§ **Exercise aim**:
Return each line of the data below verbatim; pictures are to be left out.

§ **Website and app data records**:
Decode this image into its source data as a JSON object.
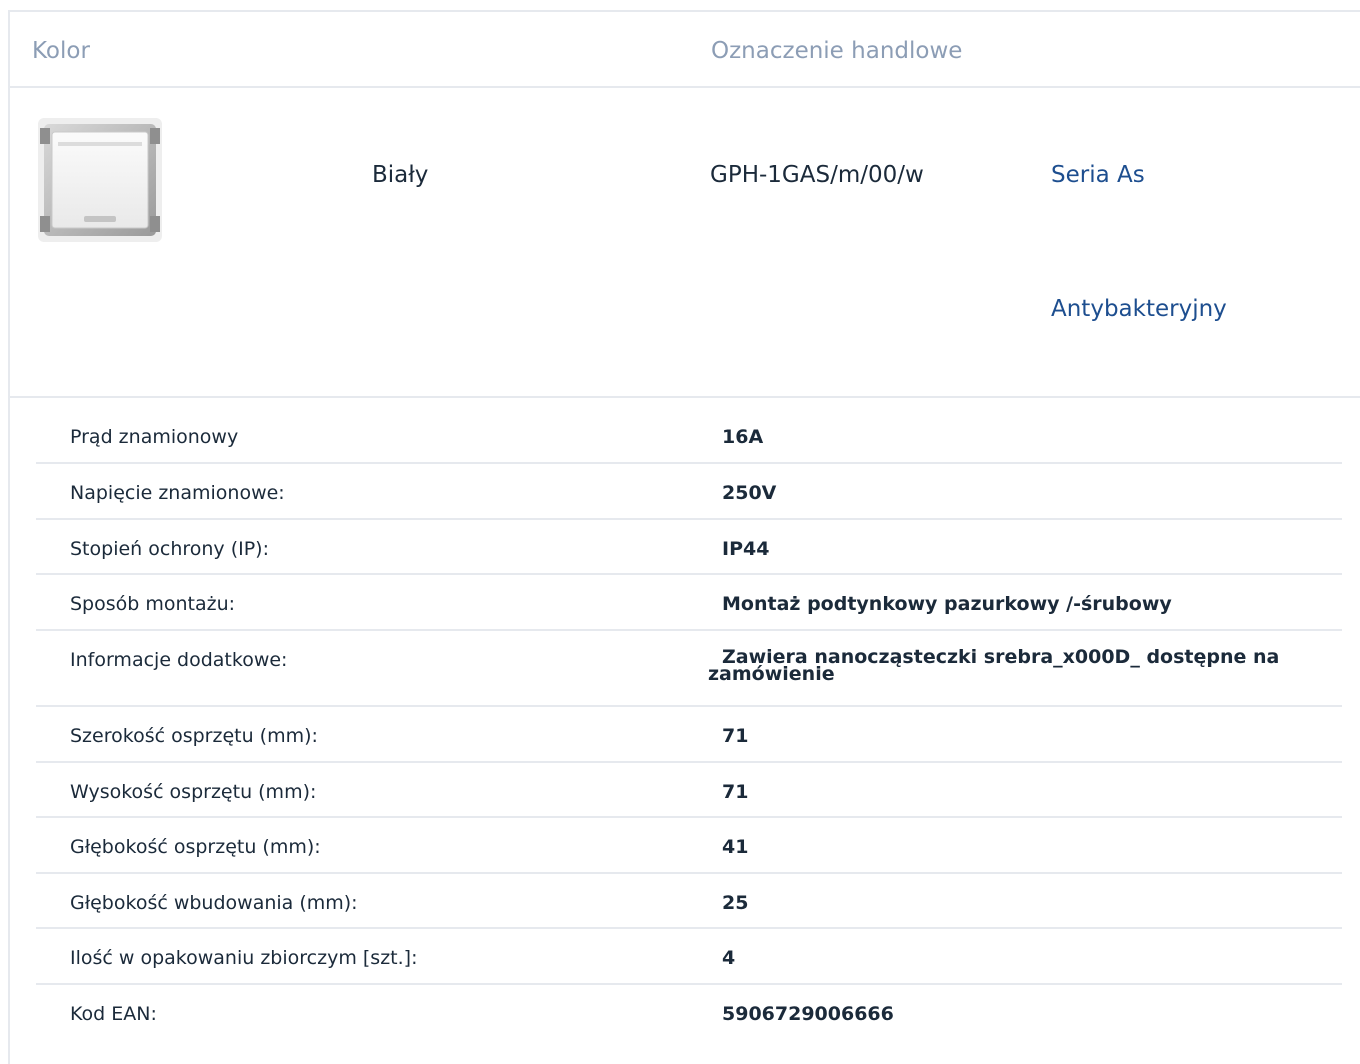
{
  "table_header": {
    "color_label": "Kolor",
    "trade_label": "Oznaczenie handlowe"
  },
  "product": {
    "image_icon": "socket-product-image",
    "color_name": "Biały",
    "trade_name": "GPH-1GAS/m/00/w",
    "links": [
      "Seria As",
      "Antybakteryjny"
    ]
  },
  "specs": [
    {
      "label": "Prąd znamionowy",
      "value": "16A"
    },
    {
      "label": "Napięcie znamionowe:",
      "value": "250V"
    },
    {
      "label": "Stopień ochrony (IP):",
      "value": "IP44"
    },
    {
      "label": "Sposób montażu:",
      "value": "Montaż podtynkowy pazurkowy /-śrubowy"
    },
    {
      "label": "Informacje dodatkowe:",
      "value": "Zawiera nanocząsteczki srebra_x000D_ dostępne na zamówienie"
    },
    {
      "label": "Szerokość osprzętu (mm):",
      "value": "71"
    },
    {
      "label": "Wysokość osprzętu (mm):",
      "value": "71"
    },
    {
      "label": "Głębokość osprzętu (mm):",
      "value": "41"
    },
    {
      "label": "Głębokość wbudowania (mm):",
      "value": "25"
    },
    {
      "label": "Ilość w opakowaniu zbiorczym [szt.]:",
      "value": "4"
    },
    {
      "label": "Kod EAN:",
      "value": "5906729006666"
    }
  ],
  "colors": {
    "header_text": "#8c9db5",
    "link": "#1d4e8f",
    "body_text": "#1b2a3a",
    "divider": "#e6e9ee"
  }
}
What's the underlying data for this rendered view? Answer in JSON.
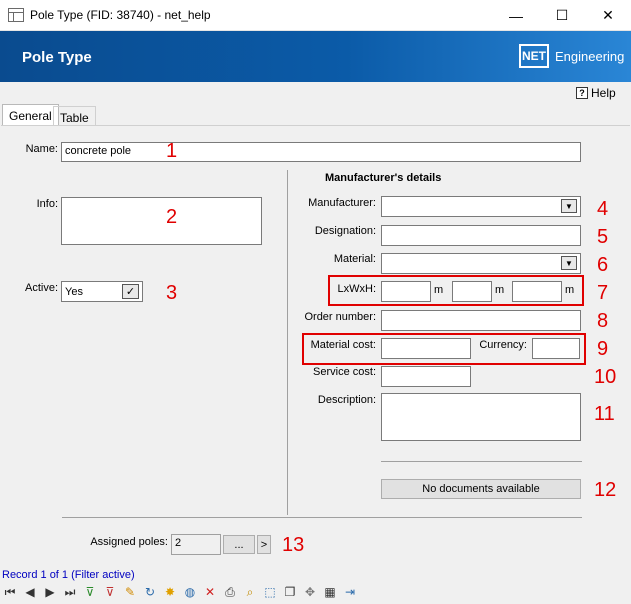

§ **Task result**:
Decode this image into its source data as a JSON object.
{
  "table_header": {
    "color_label": "Kolor",
    "trade_label": "Oznaczenie handlowe"
  },
  "product": {
    "image_icon": "socket-product-image",
    "color_name": "Biały",
    "trade_name": "GPH-1GAS/m/00/w",
    "links": [
      "Seria As",
      "Antybakteryjny"
    ]
  },
  "specs": [
    {
      "label": "Prąd znamionowy",
      "value": "16A"
    },
    {
      "label": "Napięcie znamionowe:",
      "value": "250V"
    },
    {
      "label": "Stopień ochrony (IP):",
      "value": "IP44"
    },
    {
      "label": "Sposób montażu:",
      "value": "Montaż podtynkowy pazurkowy /-śrubowy"
    },
    {
      "label": "Informacje dodatkowe:",
      "value": "Zawiera nanocząsteczki srebra_x000D_ dostępne na zamówienie"
    },
    {
      "label": "Szerokość osprzętu (mm):",
      "value": "71"
    },
    {
      "label": "Wysokość osprzętu (mm):",
      "value": "71"
    },
    {
      "label": "Głębokość osprzętu (mm):",
      "value": "41"
    },
    {
      "label": "Głębokość wbudowania (mm):",
      "value": "25"
    },
    {
      "label": "Ilość w opakowaniu zbiorczym [szt.]:",
      "value": "4"
    },
    {
      "label": "Kod EAN:",
      "value": "5906729006666"
    }
  ],
  "colors": {
    "header_text": "#8c9db5",
    "link": "#1d4e8f",
    "body_text": "#1b2a3a",
    "divider": "#e6e9ee"
  }
}
What's the underlying data for this rendered view? Answer in JSON.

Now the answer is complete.